Connectivity, Great and Small
The visual showpieces in the Knight Cancer Research Building are in step with the architectural beauty of the building, but it’s in the various meeting rooms that most of the communications work is done.
The crew from Delta AV planned and installed an audiovisual conferencing system with the goal of consistent performance and ease of use. “The user interface has to be so simple—one or two button presses,” Overbo said. “You can’t have meetings with these talented smart people and have a system not work properly or have them not able to understand how it works.”
As Morton joked, “It has to be so simple that even a doctor can understand it.”
The systems installed in the meeting rooms at the Knight Cancer Research Building are automated to the point that they are able to sense when the room is in use and by whom.

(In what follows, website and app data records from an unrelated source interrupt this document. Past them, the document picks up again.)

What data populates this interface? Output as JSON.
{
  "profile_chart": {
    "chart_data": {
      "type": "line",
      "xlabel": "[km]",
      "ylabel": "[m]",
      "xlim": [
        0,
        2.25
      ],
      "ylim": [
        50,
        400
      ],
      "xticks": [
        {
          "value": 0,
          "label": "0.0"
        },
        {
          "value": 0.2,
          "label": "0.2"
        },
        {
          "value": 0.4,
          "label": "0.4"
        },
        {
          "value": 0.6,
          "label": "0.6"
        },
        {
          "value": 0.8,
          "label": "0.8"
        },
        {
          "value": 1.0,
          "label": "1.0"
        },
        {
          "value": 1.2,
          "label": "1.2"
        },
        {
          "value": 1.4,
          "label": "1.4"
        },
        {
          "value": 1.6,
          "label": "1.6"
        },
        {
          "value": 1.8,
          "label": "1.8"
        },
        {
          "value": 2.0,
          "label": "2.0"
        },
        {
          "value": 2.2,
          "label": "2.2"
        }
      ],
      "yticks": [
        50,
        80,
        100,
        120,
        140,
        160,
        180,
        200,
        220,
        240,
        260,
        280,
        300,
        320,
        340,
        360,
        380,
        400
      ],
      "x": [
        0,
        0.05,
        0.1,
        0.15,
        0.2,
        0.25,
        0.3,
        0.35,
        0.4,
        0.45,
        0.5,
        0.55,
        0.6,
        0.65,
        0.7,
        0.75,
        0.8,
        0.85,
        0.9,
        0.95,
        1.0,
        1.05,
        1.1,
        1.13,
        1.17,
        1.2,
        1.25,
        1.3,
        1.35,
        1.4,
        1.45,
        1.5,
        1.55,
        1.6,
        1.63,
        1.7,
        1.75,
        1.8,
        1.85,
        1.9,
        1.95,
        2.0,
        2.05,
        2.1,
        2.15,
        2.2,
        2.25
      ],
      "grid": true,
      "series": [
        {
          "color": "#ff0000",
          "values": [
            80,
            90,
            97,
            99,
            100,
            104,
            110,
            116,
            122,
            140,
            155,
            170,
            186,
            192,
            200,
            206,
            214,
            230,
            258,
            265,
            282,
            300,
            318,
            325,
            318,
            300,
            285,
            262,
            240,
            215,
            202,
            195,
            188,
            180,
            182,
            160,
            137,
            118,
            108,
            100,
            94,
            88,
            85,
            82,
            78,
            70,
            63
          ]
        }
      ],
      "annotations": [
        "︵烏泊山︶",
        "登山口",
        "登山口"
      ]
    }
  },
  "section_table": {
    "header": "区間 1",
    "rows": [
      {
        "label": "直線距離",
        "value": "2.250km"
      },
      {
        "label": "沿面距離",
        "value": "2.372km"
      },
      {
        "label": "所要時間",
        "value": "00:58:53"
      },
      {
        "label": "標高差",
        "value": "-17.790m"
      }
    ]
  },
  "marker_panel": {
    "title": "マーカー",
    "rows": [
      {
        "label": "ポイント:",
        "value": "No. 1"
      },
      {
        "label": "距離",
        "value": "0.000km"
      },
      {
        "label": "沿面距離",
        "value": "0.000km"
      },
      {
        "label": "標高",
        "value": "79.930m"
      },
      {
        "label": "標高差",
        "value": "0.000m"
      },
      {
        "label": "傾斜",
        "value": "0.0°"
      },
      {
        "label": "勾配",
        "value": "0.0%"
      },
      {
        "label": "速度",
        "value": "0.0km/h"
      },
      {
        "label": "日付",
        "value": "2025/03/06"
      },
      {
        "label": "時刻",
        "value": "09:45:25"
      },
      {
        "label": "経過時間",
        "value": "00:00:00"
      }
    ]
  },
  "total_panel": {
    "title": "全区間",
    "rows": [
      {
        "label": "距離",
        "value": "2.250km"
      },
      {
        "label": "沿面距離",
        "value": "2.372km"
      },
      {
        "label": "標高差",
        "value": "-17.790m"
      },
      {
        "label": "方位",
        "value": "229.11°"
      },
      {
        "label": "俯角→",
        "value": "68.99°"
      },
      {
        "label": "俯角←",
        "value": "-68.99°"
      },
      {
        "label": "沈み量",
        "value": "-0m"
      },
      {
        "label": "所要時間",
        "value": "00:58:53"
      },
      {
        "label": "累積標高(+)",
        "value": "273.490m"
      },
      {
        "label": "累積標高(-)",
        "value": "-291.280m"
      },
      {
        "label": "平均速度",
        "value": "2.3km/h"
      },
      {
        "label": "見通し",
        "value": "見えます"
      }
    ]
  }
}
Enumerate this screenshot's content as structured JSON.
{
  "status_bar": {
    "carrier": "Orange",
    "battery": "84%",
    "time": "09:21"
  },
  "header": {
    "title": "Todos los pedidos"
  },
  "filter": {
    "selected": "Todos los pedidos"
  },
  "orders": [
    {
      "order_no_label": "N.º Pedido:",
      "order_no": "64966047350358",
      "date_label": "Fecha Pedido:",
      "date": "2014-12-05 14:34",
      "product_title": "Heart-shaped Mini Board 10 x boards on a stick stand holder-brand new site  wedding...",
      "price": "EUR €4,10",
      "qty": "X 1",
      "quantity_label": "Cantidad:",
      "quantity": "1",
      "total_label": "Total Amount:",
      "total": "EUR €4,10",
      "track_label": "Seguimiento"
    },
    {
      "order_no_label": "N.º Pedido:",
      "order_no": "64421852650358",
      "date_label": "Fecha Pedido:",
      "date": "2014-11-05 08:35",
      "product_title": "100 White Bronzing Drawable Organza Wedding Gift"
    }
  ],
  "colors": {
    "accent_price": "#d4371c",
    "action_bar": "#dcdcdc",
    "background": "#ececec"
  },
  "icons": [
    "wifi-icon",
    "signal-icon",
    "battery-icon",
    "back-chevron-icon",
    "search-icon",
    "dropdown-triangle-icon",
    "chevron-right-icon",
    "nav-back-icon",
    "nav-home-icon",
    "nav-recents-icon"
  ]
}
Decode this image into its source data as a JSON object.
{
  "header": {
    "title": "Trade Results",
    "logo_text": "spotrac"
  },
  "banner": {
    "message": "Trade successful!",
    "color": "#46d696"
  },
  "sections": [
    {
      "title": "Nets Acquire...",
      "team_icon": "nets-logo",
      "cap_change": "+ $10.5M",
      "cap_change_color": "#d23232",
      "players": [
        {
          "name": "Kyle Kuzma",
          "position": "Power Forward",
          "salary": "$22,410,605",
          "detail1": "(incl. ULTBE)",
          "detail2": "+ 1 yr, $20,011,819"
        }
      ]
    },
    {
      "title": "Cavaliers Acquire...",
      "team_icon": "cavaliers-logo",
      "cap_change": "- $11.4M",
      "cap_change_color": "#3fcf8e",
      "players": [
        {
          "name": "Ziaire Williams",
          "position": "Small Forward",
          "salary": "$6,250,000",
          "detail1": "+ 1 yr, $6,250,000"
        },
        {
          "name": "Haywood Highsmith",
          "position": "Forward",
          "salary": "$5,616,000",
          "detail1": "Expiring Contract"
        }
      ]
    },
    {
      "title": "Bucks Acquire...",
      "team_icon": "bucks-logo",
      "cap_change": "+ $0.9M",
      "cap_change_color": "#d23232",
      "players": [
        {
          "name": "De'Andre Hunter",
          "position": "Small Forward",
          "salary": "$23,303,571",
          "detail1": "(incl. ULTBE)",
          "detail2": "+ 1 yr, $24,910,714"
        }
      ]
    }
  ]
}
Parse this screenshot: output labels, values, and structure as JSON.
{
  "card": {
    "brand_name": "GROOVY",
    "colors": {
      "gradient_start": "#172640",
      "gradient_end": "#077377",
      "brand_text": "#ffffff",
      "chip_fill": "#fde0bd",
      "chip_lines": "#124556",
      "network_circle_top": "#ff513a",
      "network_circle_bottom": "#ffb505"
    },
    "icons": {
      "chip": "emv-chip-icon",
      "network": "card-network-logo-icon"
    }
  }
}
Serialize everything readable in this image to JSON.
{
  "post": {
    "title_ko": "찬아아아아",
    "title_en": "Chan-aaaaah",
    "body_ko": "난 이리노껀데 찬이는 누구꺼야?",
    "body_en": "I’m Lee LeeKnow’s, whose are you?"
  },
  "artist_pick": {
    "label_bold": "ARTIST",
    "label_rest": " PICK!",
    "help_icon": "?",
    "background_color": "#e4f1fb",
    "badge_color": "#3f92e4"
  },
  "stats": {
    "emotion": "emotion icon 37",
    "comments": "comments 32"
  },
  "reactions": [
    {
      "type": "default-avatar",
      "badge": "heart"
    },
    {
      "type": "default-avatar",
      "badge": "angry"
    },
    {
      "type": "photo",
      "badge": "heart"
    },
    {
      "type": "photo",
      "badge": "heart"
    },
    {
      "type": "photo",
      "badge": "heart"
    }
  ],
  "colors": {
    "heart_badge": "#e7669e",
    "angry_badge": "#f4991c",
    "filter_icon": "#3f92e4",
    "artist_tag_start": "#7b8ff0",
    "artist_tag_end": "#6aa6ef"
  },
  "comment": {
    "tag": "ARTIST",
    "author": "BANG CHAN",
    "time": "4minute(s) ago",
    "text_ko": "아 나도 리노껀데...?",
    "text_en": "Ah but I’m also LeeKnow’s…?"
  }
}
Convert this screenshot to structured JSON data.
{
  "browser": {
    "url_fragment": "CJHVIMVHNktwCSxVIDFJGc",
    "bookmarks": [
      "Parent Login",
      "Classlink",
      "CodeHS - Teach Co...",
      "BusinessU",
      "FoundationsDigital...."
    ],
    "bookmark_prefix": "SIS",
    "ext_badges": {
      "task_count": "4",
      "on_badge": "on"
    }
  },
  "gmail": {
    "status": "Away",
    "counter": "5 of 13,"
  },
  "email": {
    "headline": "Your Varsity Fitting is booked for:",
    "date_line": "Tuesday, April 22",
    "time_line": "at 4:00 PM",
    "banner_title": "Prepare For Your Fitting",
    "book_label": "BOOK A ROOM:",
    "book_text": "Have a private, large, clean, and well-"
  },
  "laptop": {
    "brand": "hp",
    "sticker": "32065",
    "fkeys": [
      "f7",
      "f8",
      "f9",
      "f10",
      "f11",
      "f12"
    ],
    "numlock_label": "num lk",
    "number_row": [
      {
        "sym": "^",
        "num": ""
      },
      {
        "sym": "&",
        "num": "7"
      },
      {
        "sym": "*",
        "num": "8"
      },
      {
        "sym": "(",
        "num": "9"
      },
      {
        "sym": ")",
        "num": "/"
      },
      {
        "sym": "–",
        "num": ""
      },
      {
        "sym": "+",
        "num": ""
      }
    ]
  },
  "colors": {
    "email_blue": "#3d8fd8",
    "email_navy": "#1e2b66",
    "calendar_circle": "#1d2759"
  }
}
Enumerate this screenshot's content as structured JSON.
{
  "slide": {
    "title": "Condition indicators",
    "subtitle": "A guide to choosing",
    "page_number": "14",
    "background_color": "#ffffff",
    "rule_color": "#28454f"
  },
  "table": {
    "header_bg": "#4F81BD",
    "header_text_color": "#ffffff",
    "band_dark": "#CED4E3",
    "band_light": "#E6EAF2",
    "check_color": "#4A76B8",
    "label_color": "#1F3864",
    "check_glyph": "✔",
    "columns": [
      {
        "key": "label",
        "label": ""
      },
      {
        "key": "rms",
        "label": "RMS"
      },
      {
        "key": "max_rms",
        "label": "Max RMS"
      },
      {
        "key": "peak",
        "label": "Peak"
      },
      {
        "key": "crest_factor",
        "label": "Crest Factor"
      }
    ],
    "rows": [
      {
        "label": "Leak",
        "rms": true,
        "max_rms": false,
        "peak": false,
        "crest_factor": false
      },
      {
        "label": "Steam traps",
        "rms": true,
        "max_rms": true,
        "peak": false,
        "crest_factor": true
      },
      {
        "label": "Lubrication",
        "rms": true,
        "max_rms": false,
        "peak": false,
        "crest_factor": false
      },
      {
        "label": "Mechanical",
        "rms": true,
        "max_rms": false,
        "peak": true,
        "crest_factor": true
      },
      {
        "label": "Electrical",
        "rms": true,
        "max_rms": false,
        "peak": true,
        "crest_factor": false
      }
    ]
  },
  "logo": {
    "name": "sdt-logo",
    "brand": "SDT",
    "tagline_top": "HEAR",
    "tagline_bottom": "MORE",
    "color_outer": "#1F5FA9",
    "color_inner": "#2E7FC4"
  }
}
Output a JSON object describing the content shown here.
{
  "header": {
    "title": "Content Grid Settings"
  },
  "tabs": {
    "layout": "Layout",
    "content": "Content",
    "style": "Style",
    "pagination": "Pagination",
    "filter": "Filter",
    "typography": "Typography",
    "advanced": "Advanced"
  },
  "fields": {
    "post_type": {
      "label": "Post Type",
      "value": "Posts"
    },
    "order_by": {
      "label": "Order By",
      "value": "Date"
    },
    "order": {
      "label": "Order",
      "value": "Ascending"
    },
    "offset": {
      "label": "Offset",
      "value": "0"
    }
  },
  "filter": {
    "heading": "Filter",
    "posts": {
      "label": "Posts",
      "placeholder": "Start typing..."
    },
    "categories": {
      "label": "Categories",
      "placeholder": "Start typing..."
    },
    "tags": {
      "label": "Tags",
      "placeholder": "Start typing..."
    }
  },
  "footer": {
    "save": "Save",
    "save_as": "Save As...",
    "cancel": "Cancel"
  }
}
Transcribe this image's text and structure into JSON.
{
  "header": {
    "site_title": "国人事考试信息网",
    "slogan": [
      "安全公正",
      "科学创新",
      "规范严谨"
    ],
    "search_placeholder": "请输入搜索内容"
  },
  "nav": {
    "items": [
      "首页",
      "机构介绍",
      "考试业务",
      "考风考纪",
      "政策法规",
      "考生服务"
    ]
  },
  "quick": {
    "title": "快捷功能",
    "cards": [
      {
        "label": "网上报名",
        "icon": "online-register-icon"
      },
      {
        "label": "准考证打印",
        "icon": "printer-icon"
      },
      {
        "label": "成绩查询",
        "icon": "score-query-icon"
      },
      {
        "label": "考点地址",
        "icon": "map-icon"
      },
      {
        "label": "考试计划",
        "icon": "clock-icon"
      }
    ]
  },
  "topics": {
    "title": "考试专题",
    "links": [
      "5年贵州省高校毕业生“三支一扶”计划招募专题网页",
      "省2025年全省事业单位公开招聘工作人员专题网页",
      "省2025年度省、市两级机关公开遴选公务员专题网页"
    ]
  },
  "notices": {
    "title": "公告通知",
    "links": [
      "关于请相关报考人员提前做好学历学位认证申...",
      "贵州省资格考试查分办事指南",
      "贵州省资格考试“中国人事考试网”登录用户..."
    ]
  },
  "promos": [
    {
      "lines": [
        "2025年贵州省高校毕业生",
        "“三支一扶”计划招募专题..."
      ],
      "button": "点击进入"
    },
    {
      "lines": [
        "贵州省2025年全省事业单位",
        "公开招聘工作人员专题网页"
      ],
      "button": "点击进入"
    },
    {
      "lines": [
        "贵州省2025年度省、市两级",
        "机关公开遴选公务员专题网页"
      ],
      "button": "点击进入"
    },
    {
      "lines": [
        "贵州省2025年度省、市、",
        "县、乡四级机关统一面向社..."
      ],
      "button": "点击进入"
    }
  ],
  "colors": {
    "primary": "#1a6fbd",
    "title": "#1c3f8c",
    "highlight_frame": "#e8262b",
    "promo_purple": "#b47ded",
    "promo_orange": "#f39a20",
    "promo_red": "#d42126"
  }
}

They feature Planar’s Simplicity Series 4K large-format LCD displays to support collaborative work sessions and smaller presentations, and audio communications in step with the latest, greatest Delta AV has to offer.
For Overbo, the small-detail planning for the meeting rooms throughout the seven-story building proved as crucial as designing and installing the big showcase video walls on the main level.
“Much of what [the researchers] do is collaborative, so we’re there to support their efforts regarding on- and off-site discussions and meetings,” he said. “Everything from the small meeting rooms for three or four people up to the large auditorium that has full videoconference capabilities and a 16-foot-wide 4K screen at the front of the room—all of those things are efforts to help them communicate and collaborate.”
Preplanning Pays Off
Strong collaboration among the teams from Delta AV, Planar, OHSU, and Andersen Construction, the general contractor, keyed the success of the audiovisual install at the KCRB, and according to Overbo, his experience with the OHSU team help pave the way.
“The difference between this and many other projects was the collaboration with the owner,” he said. “We spent hours and hours in meetings to understand how they were looking at the project, how they wanted it to work, and how we were going to meet their needs. All that planning was important because we needed to understand their perspective precisely to meet our goals. I was out there when it was just a flat piece of dirt, and we were pretty well through the AV design process before they even broke ground on the building.”
The preplanning efforts proved beneficial as technology and circumstances evolved during construction, allowing the team to communicate and adjust on the fly while staying within budget.
“This is probably one of the longer projects I’ve worked on, and it pushed me to do my best,” Overbo said. “Also, because of the organization and their mission, I wanted to make sure that we were doing the best we could do for them.”
“You’re always finding that balancing point between cost and performance. What they don’t spend on construction, they can spend on curing cancer, but they also want a beautiful building that everybody can be proud of. I think we accomplished that mission.”